Ruth Wisse

Ruth Wisse writes The Suicidal Passion – Who is damaged more by anti-Semitism- Jews, or those who organize politics against them,  in The Weekly Standard 11/21/11


Anti-Semitism, or the organization of politics against the Jews, is at once the most protean and the most misunderstood force in modern politics. Because it works through misdirection, most people associate it with Jews who are its target, rather than with anti-Semites who are its perpetrators. But whether aimed at the Jews in their dispersion or in their homeland, anti-Semitism and its offshoot anti-Zionism are about the Jews only in the way that fox hunting is about foxes. Those who organize their hunt around the fox consider it the best animal to hunt. Important as it may be to identify those features in the swift little animal that make it the chosen target of those giving chase, any analysis of fox hunting must concentrate on the hunters—their motivations, strategies, implements, goals, and perceived gains. Fox hunting stops when there is a change in hunters, not in foxes. So, too, with anti-Semitism. Only changes in the implicated countries can arrest the political process their leadership promotes.

Arab leaders do not yet acknowledge that they sealed the doom of their societies in 1948 when they organized their politics against the Jewish state rather than toward the improvement of their countries. Like a great many autocrats, dictators, tyrants, and antiliberal rulers before them, the founders of the Arab League in 1945 found it convenient to mobilize against the Jews and against the competitive way of life they represent. Whereas Europeans were jolted by revelations of what came to be known as the Holocaust into awareness of the ruin anti-Semitism had wrought, Arab leaders saw in the Jews the same political opportunities that had enticed Germany. Anti-Semitism was the European ideology most eagerly imported and adapted to the Middle East.

HKO Comment:
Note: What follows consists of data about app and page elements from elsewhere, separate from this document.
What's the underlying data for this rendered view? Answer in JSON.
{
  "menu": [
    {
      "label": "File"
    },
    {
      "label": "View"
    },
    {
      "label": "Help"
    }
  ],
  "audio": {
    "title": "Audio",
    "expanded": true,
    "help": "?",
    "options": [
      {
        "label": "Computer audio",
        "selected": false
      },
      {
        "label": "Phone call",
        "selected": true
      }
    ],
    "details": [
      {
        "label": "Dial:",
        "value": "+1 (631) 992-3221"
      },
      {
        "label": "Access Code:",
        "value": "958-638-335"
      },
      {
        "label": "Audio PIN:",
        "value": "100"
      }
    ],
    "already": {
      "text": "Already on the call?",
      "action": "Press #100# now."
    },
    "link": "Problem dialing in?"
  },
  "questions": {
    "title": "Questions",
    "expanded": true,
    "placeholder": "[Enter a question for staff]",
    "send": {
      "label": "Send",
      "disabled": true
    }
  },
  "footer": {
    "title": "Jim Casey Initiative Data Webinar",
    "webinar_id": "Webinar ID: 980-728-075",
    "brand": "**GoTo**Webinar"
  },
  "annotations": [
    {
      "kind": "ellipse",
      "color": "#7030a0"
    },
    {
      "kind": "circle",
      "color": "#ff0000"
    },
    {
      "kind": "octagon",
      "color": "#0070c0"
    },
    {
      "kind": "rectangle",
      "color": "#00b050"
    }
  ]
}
This is a very rich article worth a couple of readings. In these passages, Wisse exmines the effect of antii-Semitism on the perpetrators rather than the intended victims.  Perhaps the destruction of the perpetrators is less the result of divine justice than their abject failure to accept responsibility to build their own society.
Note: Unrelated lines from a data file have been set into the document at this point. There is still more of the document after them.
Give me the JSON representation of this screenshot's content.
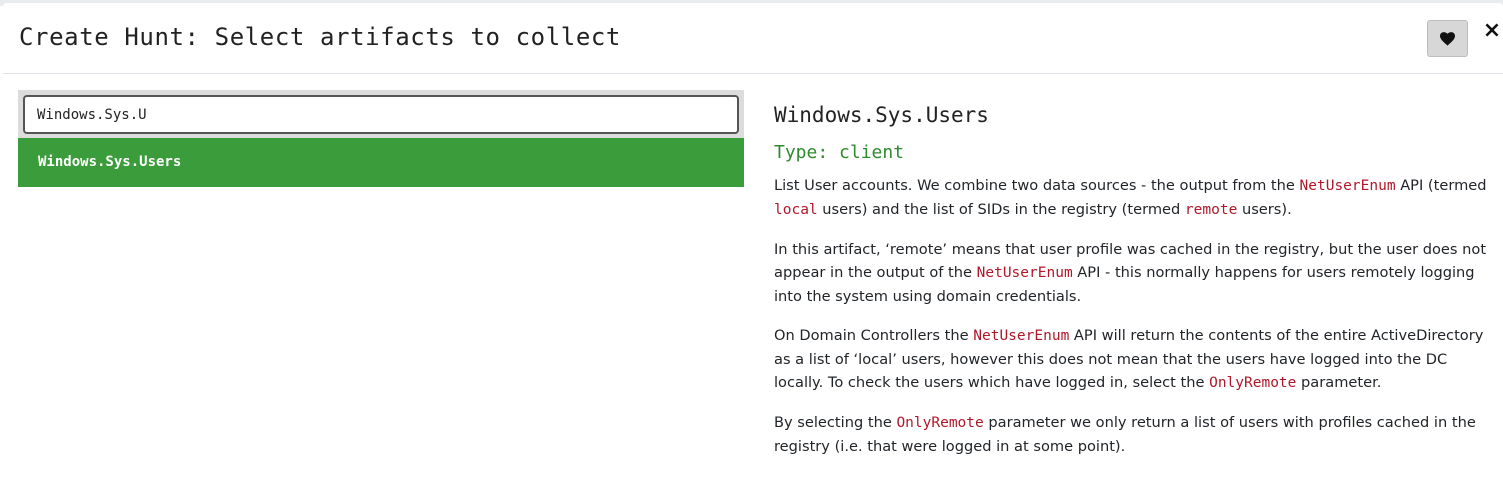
{
  "modal": {
    "title": "Create Hunt: Select artifacts to collect",
    "close_label": "×"
  },
  "search": {
    "value": "Windows.Sys.U"
  },
  "results": [
    {
      "label": "Windows.Sys.Users"
    }
  ],
  "artifact": {
    "name": "Windows.Sys.Users",
    "type_line": "Type: client",
    "p1": {
      "t1": "List User accounts. We combine two data sources - the output from the ",
      "c1": "NetUserEnum",
      "t2": " API (termed ",
      "c2": "local",
      "t3": " users) and the list of SIDs in the registry (termed ",
      "c3": "remote",
      "t4": " users)."
    },
    "p2": {
      "t1": "In this artifact, ‘remote’ means that user profile was cached in the registry, but the user does not appear in the output of the ",
      "c1": "NetUserEnum",
      "t2": " API - this normally happens for users remotely logging into the system using domain credentials."
    },
    "p3": {
      "t1": "On Domain Controllers the ",
      "c1": "NetUserEnum",
      "t2": " API will return the contents of the entire ActiveDirectory as a list of ‘local’ users, however this does not mean that the users have logged into the DC locally. To check the users which have logged in, select the ",
      "c2": "OnlyRemote",
      "t3": " parameter."
    },
    "p4": {
      "t1": "By selecting the ",
      "c1": "OnlyRemote",
      "t2": " parameter we only return a list of users with profiles cached in the registry (i.e. that were logged in at some point)."
    }
  },
  "icons": {
    "favorite": "heart-icon",
    "close": "close-icon"
  },
  "colors": {
    "selected_bg": "#3a9c3a",
    "type_text": "#2e8b2e",
    "code_text": "#b0182a"
  }
}
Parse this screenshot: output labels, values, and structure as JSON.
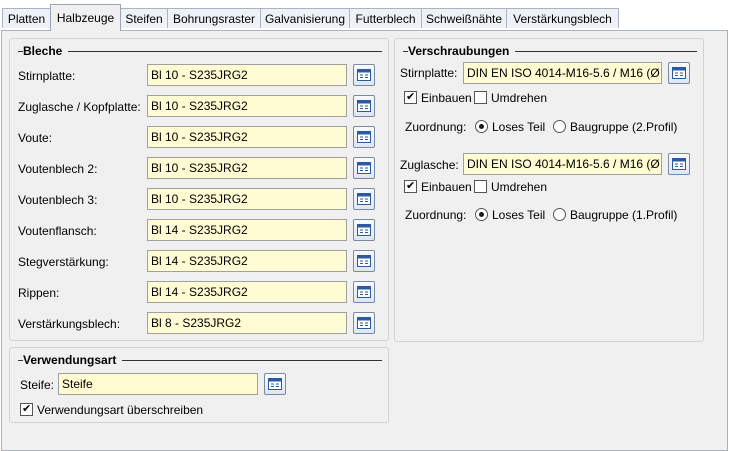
{
  "tabs": [
    "Platten",
    "Halbzeuge",
    "Steifen",
    "Bohrungsraster",
    "Galvanisierung",
    "Futterblech",
    "Schweißnähte",
    "Verstärkungsblech"
  ],
  "bleche": {
    "title": "Bleche",
    "rows": [
      {
        "label": "Stirnplatte:",
        "value": "Bl 10 - S235JRG2"
      },
      {
        "label": "Zuglasche / Kopfplatte:",
        "value": "Bl 10 - S235JRG2"
      },
      {
        "label": "Voute:",
        "value": "Bl 10 - S235JRG2"
      },
      {
        "label": "Voutenblech 2:",
        "value": "Bl 10 - S235JRG2"
      },
      {
        "label": "Voutenblech 3:",
        "value": "Bl 10 - S235JRG2"
      },
      {
        "label": "Voutenflansch:",
        "value": "Bl 14 - S235JRG2"
      },
      {
        "label": "Stegverstärkung:",
        "value": "Bl 14 - S235JRG2"
      },
      {
        "label": "Rippen:",
        "value": "Bl 14 - S235JRG2"
      },
      {
        "label": "Verstärkungsblech:",
        "value": "Bl 8 - S235JRG2"
      }
    ]
  },
  "verwendungsart": {
    "title": "Verwendungsart",
    "steife_label": "Steife:",
    "steife_value": "Steife",
    "override_label": "Verwendungsart überschreiben"
  },
  "verschraubungen": {
    "title": "Verschraubungen",
    "einbauen": "Einbauen",
    "umdrehen": "Umdrehen",
    "zuordnung": "Zuordnung:",
    "loses_teil": "Loses Teil",
    "stirnplatte_label": "Stirnplatte:",
    "stirnplatte_value": "DIN EN ISO 4014-M16-5.6 / M16 (Ø",
    "stirnplatte_baugruppe": "Baugruppe (2.Profil)",
    "zuglasche_label": "Zuglasche:",
    "zuglasche_value": "DIN EN ISO 4014-M16-5.6 / M16 (Ø",
    "zuglasche_baugruppe": "Baugruppe (1.Profil)"
  }
}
The history of anti-Semitism is caught in a twisted Catch 22.  The perpetrators hold to power in the face of their own miserable failures by blaming the Jews, but if they extinguish the Jews they also remove their chief uniting cause.   This is why they often chose to marginalize the Jews rather than eliminate them.
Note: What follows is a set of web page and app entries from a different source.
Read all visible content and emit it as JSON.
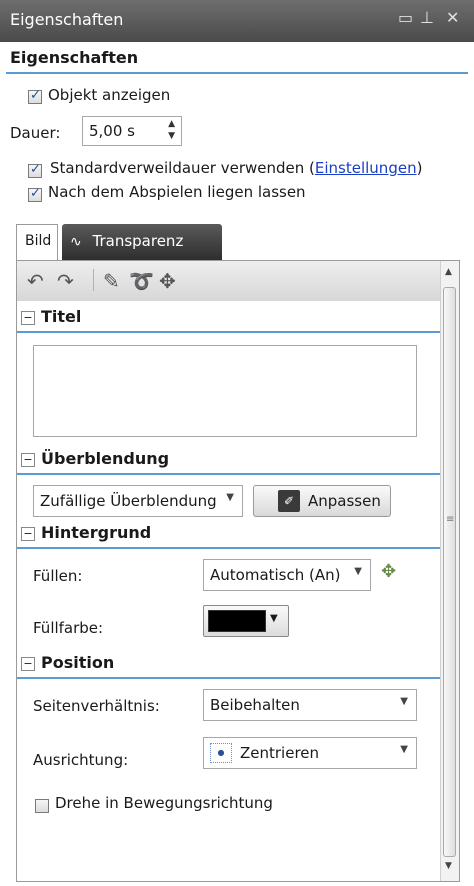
{
  "window": {
    "title": "Eigenschaften"
  },
  "panel": {
    "heading": "Eigenschaften"
  },
  "general": {
    "show_object_label": "Objekt anzeigen",
    "show_object_checked": true,
    "duration_label": "Dauer:",
    "duration_value": "5,00 s",
    "default_duration_label": "Standardverweildauer verwenden (",
    "default_duration_link": "Einstellungen",
    "default_duration_close": ")",
    "default_duration_checked": true,
    "keep_after_play_label": "Nach dem Abspielen liegen lassen",
    "keep_after_play_checked": true
  },
  "tabs": [
    {
      "label": "Bild",
      "active": true
    },
    {
      "label": "Transparenz",
      "active": false
    }
  ],
  "toolbar": {
    "icons": [
      "undo-icon",
      "redo-icon",
      "brush-icon",
      "lasso-icon",
      "move-icon"
    ]
  },
  "sections": {
    "titel": {
      "label": "Titel",
      "text": ""
    },
    "ueberblendung": {
      "label": "Überblendung",
      "select_value": "Zufällige Überblendung",
      "customize_label": "Anpassen"
    },
    "hintergrund": {
      "label": "Hintergrund",
      "fill_label": "Füllen:",
      "fill_value": "Automatisch (An)",
      "fill_color_label": "Füllfarbe:",
      "fill_color": "#000000"
    },
    "position": {
      "label": "Position",
      "aspect_label": "Seitenverhältnis:",
      "aspect_value": "Beibehalten",
      "align_label": "Ausrichtung:",
      "align_value": "Zentrieren",
      "rotate_label": "Drehe in Bewegungsrichtung",
      "rotate_checked": false
    }
  },
  "colors": {
    "accent": "#5b9bd5",
    "titlebar": "#555555",
    "link": "#1a3fc4"
  }
}
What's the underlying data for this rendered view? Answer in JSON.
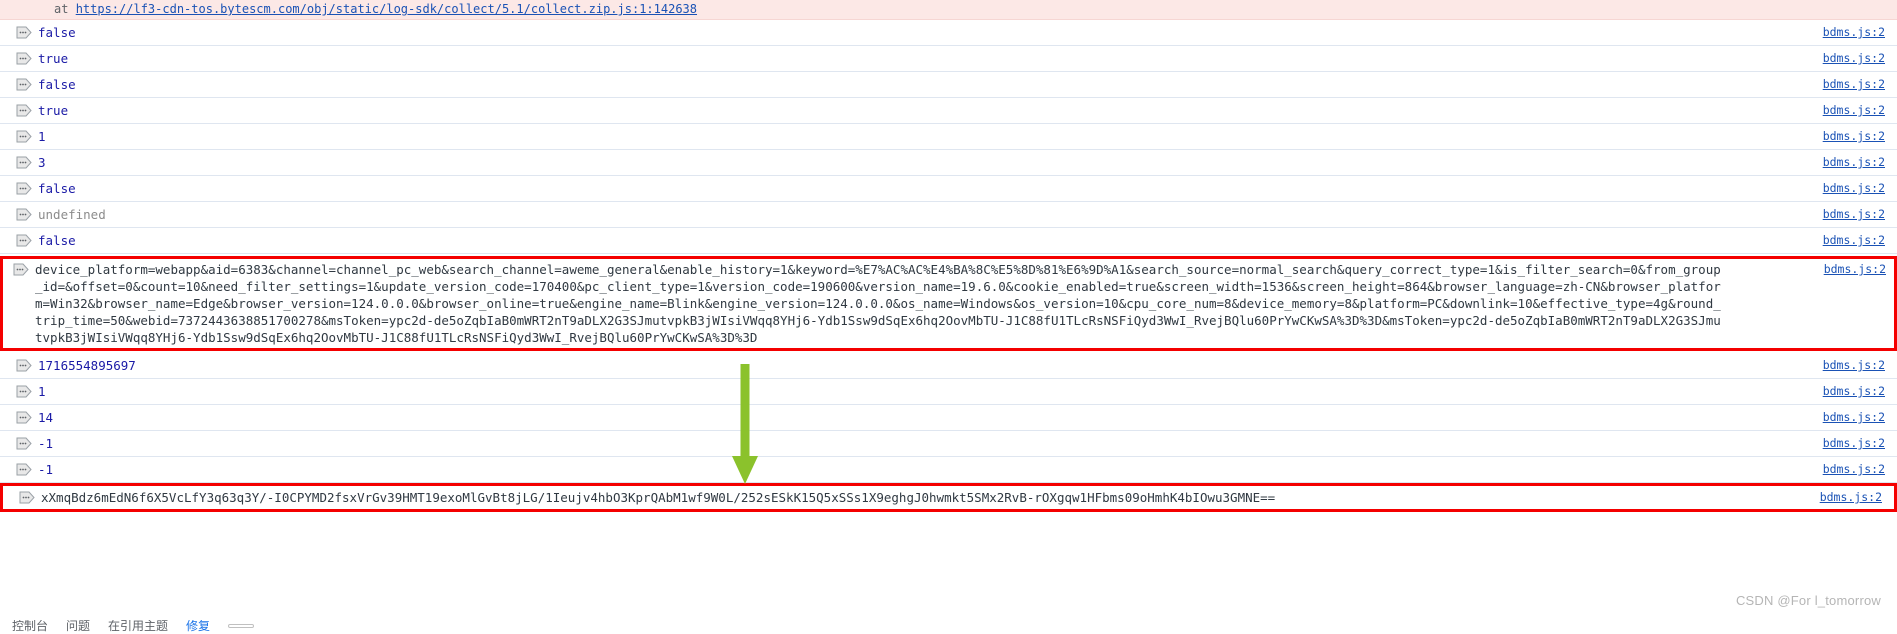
{
  "error_stack": {
    "prefix": "at",
    "url": "https://lf3-cdn-tos.bytescm.com/obj/static/log-sdk/collect/5.1/collect.zip.js:1:142638"
  },
  "source_link": "bdms.js:2",
  "icons": {
    "result": "result-arrow-icon",
    "annotation": "green-arrow-icon"
  },
  "colors": {
    "value_blue": "#1a1aa6",
    "link_blue": "#1a52b5",
    "undefined_gray": "#8c8c8c",
    "error_bg": "#fce8e6",
    "highlight_box": "#f40000",
    "annotation_arrow": "#8bc22c"
  },
  "console_rows": [
    {
      "value": "false",
      "kind": "bool",
      "source": "bdms.js:2",
      "boxed": false
    },
    {
      "value": "true",
      "kind": "bool",
      "source": "bdms.js:2",
      "boxed": false
    },
    {
      "value": "false",
      "kind": "bool",
      "source": "bdms.js:2",
      "boxed": false
    },
    {
      "value": "true",
      "kind": "bool",
      "source": "bdms.js:2",
      "boxed": false
    },
    {
      "value": "1",
      "kind": "num",
      "source": "bdms.js:2",
      "boxed": false
    },
    {
      "value": "3",
      "kind": "num",
      "source": "bdms.js:2",
      "boxed": false
    },
    {
      "value": "false",
      "kind": "bool",
      "source": "bdms.js:2",
      "boxed": false
    },
    {
      "value": "undefined",
      "kind": "undef",
      "source": "bdms.js:2",
      "boxed": false
    },
    {
      "value": "false",
      "kind": "bool",
      "source": "bdms.js:2",
      "boxed": false
    },
    {
      "value": "device_platform=webapp&aid=6383&channel=channel_pc_web&search_channel=aweme_general&enable_history=1&keyword=%E7%AC%AC%E4%BA%8C%E5%8D%81%E6%9D%A1&search_source=normal_search&query_correct_type=1&is_filter_search=0&from_group_id=&offset=0&count=10&need_filter_settings=1&update_version_code=170400&pc_client_type=1&version_code=190600&version_name=19.6.0&cookie_enabled=true&screen_width=1536&screen_height=864&browser_language=zh-CN&browser_platform=Win32&browser_name=Edge&browser_version=124.0.0.0&browser_online=true&engine_name=Blink&engine_version=124.0.0.0&os_name=Windows&os_version=10&cpu_core_num=8&device_memory=8&platform=PC&downlink=10&effective_type=4g&round_trip_time=50&webid=7372443638851700278&msToken=ypc2d-de5oZqbIaB0mWRT2nT9aDLX2G3SJmutvpkB3jWIsiVWqq8YHj6-Ydb1Ssw9dSqEx6hq2OovMbTU-J1C88fU1TLcRsNSFiQyd3WwI_RvejBQlu60PrYwCKwSA%3D%3D&msToken=ypc2d-de5oZqbIaB0mWRT2nT9aDLX2G3SJmutvpkB3jWIsiVWqq8YHj6-Ydb1Ssw9dSqEx6hq2OovMbTU-J1C88fU1TLcRsNSFiQyd3WwI_RvejBQlu60PrYwCKwSA%3D%3D",
      "kind": "str",
      "source": "bdms.js:2",
      "boxed": true
    },
    {
      "value": "1716554895697",
      "kind": "num",
      "source": "bdms.js:2",
      "boxed": false
    },
    {
      "value": "1",
      "kind": "num",
      "source": "bdms.js:2",
      "boxed": false
    },
    {
      "value": "14",
      "kind": "num",
      "source": "bdms.js:2",
      "boxed": false
    },
    {
      "value": "-1",
      "kind": "num",
      "source": "bdms.js:2",
      "boxed": false
    },
    {
      "value": "-1",
      "kind": "num",
      "source": "bdms.js:2",
      "boxed": false
    },
    {
      "value": "xXmqBdz6mEdN6f6X5VcLfY3q63q3Y/-I0CPYMD2fsxVrGv39HMT19exoMlGvBt8jLG/1Ieujv4hbO3KprQAbM1wf9W0L/252sESkK15Q5xSSs1X9eghgJ0hwmkt5SMx2RvB-rOXgqw1HFbms09oHmhK4bIOwu3GMNE==",
      "kind": "str",
      "source": "bdms.js:2",
      "boxed": true
    }
  ],
  "watermark": "CSDN @For l_tomorrow",
  "bottom_bar": {
    "item1": "控制台",
    "item2": "问题",
    "item3": "在引用主题",
    "link": "修复",
    "box": ""
  }
}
The exception was of course Nazi Germany that truly sought to annihilate the Jewish people and devoted so much in the way of energy and resources toward this goal that they drowned in their own hatred.

The Middle East is following in their footsteps with the distinct difference that the Arab world is far less developed, less educated and less industrial than Germany was during the Third Reich.  The greater difference is that the Jews, having their own nation, are able to defend themselves.